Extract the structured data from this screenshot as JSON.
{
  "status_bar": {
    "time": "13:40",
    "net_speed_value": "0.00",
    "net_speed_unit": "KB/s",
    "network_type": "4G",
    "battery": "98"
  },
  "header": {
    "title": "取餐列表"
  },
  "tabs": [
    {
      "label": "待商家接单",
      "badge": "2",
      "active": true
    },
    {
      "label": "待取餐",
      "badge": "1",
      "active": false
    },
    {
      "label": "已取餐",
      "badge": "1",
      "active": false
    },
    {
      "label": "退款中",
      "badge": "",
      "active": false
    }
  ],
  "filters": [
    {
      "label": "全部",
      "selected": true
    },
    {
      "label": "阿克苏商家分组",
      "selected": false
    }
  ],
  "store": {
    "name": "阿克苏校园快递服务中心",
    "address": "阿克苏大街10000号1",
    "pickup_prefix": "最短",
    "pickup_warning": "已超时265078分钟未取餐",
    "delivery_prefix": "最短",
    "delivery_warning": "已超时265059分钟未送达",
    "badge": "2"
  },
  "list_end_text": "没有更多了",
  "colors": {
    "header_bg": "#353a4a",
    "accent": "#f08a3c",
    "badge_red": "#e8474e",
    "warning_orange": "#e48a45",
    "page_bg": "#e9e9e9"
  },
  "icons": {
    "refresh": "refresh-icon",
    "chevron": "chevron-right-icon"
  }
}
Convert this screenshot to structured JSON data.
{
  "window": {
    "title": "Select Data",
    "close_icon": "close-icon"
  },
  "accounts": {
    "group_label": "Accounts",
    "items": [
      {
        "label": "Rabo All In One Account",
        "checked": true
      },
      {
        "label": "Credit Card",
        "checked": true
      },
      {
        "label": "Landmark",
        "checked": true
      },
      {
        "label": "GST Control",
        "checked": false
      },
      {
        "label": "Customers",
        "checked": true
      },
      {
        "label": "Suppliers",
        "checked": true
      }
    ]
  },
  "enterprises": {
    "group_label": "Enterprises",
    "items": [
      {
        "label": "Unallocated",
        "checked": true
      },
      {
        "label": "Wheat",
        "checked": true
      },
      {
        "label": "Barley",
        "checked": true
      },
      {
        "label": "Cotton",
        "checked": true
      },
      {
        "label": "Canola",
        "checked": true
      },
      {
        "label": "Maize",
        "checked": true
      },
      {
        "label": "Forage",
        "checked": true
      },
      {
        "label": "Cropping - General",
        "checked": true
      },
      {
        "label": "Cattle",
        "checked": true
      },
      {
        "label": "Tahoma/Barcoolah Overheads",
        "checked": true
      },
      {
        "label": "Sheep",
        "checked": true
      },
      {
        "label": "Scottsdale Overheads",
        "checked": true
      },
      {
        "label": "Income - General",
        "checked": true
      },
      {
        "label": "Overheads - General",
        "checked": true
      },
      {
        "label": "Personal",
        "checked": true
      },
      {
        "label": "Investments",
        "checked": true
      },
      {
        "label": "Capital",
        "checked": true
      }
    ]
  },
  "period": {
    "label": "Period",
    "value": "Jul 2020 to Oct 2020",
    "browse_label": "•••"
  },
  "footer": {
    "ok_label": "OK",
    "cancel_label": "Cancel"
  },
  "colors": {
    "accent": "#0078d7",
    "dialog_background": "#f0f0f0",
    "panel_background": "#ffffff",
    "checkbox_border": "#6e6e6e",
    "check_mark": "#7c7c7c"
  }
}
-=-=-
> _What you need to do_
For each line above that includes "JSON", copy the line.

> _Problem solution_
Extract the structured data from this screenshot as JSON.
Convert this screenshot to structured JSON data.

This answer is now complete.